> Problem to solve: As an exercise, copy out the entries exactly as written.

::: Exercise inputs :::

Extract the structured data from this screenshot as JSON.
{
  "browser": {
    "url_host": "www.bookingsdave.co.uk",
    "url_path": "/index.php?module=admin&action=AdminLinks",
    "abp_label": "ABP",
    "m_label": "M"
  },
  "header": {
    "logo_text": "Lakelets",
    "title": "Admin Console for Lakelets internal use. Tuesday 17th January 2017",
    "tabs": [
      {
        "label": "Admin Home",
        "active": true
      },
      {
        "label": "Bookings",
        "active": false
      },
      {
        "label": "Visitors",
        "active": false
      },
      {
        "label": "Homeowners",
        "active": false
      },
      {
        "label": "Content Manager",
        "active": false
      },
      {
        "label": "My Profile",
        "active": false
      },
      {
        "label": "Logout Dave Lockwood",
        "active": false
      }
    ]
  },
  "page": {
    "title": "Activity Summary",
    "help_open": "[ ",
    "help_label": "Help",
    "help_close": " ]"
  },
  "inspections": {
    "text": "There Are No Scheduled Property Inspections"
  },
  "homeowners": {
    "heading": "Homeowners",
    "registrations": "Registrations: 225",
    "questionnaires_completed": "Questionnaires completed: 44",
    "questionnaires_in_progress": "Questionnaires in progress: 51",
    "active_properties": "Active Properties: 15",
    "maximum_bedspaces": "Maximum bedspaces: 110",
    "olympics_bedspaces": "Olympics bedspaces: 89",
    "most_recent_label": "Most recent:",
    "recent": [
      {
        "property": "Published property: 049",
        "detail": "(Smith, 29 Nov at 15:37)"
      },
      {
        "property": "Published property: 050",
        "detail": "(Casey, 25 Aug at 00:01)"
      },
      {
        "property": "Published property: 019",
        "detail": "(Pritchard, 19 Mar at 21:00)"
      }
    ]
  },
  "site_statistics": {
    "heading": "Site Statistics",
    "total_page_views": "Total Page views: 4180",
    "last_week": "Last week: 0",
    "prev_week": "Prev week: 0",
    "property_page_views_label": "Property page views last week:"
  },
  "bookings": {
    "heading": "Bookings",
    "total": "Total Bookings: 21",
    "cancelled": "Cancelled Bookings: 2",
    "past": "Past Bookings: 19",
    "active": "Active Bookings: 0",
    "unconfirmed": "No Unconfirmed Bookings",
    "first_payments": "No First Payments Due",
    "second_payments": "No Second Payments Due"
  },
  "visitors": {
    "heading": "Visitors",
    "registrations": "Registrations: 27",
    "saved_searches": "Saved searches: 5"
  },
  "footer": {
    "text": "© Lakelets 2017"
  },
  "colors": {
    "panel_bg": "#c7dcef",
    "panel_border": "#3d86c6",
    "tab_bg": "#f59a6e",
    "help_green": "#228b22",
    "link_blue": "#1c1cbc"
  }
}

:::

> Solution below:
Extract the structured data from this screenshot as JSON.
{
  "browser": {
    "url_host": "www.bookingsdave.co.uk",
    "url_path": "/index.php?module=admin&action=AdminLinks",
    "abp_label": "ABP",
    "m_label": "M"
  },
  "header": {
    "logo_text": "Lakelets",
    "title": "Admin Console for Lakelets internal use. Tuesday 17th January 2017",
    "tabs": [
      {
        "label": "Admin Home",
        "active": true
      },
      {
        "label": "Bookings",
        "active": false
      },
      {
        "label": "Visitors",
        "active": false
      },
      {
        "label": "Homeowners",
        "active": false
      },
      {
        "label": "Content Manager",
        "active": false
      },
      {
        "label": "My Profile",
        "active": false
      },
      {
        "label": "Logout Dave Lockwood",
        "active": false
      }
    ]
  },
  "page": {
    "title": "Activity Summary",
    "help_open": "[ ",
    "help_label": "Help",
    "help_close": " ]"
  },
  "inspections": {
    "text": "There Are No Scheduled Property Inspections"
  },
  "homeowners": {
    "heading": "Homeowners",
    "registrations": "Registrations: 225",
    "questionnaires_completed": "Questionnaires completed: 44",
    "questionnaires_in_progress": "Questionnaires in progress: 51",
    "active_properties": "Active Properties: 15",
    "maximum_bedspaces": "Maximum bedspaces: 110",
    "olympics_bedspaces": "Olympics bedspaces: 89",
    "most_recent_label": "Most recent:",
    "recent": [
      {
        "property": "Published property: 049",
        "detail": "(Smith, 29 Nov at 15:37)"
      },
      {
        "property": "Published property: 050",
        "detail": "(Casey, 25 Aug at 00:01)"
      },
      {
        "property": "Published property: 019",
        "detail": "(Pritchard, 19 Mar at 21:00)"
      }
    ]
  },
  "site_statistics": {
    "heading": "Site Statistics",
    "total_page_views": "Total Page views: 4180",
    "last_week": "Last week: 0",
    "prev_week": "Prev week: 0",
    "property_page_views_label": "Property page views last week:"
  },
  "bookings": {
    "heading": "Bookings",
    "total": "Total Bookings: 21",
    "cancelled": "Cancelled Bookings: 2",
    "past": "Past Bookings: 19",
    "active": "Active Bookings: 0",
    "unconfirmed": "No Unconfirmed Bookings",
    "first_payments": "No First Payments Due",
    "second_payments": "No Second Payments Due"
  },
  "visitors": {
    "heading": "Visitors",
    "registrations": "Registrations: 27",
    "saved_searches": "Saved searches: 5"
  },
  "footer": {
    "text": "© Lakelets 2017"
  },
  "colors": {
    "panel_bg": "#c7dcef",
    "panel_border": "#3d86c6",
    "tab_bg": "#f59a6e",
    "help_green": "#228b22",
    "link_blue": "#1c1cbc"
  }
}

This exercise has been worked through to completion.